## [EXERCISE]
Copy every line of the entries that has the string "password" in it.

## [SUPPLIED MATERIAL]

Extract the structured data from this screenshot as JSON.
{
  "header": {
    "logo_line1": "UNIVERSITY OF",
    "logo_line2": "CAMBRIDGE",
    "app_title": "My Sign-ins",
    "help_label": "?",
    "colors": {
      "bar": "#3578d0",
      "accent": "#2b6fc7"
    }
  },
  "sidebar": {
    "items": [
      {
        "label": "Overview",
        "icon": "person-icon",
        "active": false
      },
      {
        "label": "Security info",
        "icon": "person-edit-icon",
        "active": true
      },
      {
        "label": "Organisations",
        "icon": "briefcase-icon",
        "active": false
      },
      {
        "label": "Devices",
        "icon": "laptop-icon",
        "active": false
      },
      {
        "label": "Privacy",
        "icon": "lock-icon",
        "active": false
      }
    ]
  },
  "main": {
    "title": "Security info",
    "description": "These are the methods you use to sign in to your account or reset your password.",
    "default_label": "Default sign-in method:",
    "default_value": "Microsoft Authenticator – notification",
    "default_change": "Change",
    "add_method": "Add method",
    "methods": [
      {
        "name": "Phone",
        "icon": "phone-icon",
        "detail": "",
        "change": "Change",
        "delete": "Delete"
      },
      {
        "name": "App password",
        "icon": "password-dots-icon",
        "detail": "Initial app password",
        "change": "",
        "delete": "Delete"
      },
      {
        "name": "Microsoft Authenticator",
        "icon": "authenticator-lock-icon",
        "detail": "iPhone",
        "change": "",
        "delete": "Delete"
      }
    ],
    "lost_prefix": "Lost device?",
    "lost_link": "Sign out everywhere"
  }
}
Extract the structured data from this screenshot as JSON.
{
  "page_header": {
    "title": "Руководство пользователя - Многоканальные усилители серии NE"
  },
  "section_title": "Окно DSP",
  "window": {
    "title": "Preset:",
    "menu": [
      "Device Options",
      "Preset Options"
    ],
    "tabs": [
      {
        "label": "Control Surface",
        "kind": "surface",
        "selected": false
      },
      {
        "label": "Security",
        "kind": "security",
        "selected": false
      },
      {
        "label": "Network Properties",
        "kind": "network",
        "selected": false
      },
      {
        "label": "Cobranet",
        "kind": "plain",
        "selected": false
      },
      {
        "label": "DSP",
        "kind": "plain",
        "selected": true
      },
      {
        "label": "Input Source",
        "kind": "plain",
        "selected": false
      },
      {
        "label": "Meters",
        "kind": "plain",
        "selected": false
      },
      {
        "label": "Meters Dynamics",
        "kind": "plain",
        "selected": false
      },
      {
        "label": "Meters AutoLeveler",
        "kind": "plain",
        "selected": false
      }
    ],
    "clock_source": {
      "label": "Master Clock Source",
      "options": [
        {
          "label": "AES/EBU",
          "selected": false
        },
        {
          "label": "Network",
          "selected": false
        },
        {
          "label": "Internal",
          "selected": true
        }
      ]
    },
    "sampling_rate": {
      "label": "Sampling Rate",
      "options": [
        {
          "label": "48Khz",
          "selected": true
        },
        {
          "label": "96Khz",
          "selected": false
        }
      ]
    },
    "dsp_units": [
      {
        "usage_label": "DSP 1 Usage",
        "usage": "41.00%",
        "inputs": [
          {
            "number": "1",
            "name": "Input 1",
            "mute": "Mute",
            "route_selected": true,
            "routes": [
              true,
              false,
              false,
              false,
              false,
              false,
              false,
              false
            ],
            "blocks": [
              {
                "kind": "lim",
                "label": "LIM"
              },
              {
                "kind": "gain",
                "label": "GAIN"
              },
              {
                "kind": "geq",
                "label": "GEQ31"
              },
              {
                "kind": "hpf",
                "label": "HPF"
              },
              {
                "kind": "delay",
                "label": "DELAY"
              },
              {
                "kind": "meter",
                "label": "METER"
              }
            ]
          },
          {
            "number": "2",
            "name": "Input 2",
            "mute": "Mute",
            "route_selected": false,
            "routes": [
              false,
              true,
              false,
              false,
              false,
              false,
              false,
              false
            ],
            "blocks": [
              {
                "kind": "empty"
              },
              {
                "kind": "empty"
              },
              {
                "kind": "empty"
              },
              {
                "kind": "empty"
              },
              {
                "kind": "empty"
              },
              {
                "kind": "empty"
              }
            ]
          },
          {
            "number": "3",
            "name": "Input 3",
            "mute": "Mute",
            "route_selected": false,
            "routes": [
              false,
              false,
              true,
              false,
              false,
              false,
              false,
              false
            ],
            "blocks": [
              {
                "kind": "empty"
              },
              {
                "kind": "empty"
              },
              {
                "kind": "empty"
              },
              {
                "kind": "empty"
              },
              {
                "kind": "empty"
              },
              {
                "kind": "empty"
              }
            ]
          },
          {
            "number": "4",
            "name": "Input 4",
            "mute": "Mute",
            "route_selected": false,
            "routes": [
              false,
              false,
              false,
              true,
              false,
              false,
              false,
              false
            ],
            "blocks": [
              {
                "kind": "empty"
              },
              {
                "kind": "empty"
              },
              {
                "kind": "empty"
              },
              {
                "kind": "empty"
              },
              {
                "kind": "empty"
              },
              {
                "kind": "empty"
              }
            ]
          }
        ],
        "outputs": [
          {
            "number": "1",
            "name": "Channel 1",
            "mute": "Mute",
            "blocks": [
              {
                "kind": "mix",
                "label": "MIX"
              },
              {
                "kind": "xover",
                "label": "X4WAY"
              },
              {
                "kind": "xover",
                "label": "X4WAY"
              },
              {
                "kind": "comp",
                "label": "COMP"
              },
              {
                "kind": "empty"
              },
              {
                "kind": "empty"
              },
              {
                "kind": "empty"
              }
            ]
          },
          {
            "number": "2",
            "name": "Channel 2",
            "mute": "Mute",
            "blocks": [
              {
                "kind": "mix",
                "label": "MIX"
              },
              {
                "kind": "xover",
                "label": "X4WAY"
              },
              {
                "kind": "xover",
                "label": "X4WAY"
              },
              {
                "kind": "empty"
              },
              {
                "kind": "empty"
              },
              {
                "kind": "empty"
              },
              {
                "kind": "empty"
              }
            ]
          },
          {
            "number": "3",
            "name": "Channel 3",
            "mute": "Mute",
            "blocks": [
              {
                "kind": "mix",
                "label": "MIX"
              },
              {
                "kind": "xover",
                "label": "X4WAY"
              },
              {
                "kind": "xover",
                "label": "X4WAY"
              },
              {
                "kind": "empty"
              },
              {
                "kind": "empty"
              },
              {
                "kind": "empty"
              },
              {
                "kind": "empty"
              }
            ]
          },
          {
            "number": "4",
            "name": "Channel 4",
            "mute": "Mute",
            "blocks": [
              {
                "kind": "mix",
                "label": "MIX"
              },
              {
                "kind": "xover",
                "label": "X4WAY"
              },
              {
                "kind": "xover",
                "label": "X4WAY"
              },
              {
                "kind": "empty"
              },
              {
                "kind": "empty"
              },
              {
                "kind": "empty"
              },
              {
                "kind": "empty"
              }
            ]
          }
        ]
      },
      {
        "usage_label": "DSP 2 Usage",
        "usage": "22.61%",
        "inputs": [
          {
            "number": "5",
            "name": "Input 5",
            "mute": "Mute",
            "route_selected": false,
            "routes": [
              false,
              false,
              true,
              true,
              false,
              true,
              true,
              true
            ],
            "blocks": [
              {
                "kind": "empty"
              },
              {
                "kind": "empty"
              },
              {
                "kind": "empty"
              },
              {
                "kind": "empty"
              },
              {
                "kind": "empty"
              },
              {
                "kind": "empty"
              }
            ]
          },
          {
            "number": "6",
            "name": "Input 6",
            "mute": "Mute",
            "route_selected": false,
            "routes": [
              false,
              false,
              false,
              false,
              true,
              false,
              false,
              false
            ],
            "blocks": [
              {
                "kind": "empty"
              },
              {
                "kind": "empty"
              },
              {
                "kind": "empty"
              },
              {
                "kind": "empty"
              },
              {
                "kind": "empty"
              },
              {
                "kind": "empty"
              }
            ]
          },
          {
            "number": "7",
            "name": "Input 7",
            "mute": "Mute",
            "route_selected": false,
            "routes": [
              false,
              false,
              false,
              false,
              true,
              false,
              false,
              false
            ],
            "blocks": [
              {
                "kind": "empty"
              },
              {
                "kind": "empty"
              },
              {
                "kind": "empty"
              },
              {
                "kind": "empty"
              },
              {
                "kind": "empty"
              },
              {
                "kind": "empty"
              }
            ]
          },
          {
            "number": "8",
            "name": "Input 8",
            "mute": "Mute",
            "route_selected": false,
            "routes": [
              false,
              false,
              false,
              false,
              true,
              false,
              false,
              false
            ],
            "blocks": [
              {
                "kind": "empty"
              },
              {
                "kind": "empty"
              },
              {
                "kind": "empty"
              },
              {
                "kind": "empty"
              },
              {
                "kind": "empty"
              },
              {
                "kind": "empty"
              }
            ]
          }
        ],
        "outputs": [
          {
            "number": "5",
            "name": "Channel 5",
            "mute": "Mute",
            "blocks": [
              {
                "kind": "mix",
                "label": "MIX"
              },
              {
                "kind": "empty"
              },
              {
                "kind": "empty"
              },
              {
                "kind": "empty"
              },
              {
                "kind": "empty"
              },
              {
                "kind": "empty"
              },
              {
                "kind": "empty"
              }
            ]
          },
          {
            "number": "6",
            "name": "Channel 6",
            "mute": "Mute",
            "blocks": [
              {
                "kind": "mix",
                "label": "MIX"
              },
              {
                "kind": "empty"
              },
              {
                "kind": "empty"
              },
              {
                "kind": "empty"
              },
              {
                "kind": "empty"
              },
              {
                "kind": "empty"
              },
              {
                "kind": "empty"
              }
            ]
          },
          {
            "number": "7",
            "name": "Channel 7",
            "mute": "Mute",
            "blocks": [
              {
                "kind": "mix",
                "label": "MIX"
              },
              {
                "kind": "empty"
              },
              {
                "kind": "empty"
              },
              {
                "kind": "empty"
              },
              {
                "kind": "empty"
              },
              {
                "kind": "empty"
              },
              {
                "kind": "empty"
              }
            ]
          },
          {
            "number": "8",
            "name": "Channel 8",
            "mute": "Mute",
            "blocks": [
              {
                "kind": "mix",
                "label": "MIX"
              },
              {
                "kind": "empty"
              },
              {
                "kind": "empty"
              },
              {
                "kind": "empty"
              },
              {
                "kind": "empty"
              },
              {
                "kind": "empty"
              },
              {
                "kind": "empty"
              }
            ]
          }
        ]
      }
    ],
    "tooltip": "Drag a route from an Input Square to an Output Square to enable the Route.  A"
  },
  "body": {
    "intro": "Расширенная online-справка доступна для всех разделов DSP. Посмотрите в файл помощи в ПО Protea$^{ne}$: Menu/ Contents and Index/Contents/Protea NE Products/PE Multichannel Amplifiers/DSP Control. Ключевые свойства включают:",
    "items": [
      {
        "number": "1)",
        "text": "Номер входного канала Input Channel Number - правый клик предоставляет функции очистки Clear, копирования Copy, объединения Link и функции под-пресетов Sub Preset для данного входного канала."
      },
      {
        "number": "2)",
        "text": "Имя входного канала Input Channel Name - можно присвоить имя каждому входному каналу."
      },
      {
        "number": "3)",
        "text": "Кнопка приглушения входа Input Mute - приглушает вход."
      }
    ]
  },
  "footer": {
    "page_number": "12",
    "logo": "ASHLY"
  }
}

## [RESPONSE BOX]
    "description": "These are the methods you use to sign in to your account or reset your password.",
        "name": "App password",
        "icon": "password-dots-icon",
        "detail": "Initial app password",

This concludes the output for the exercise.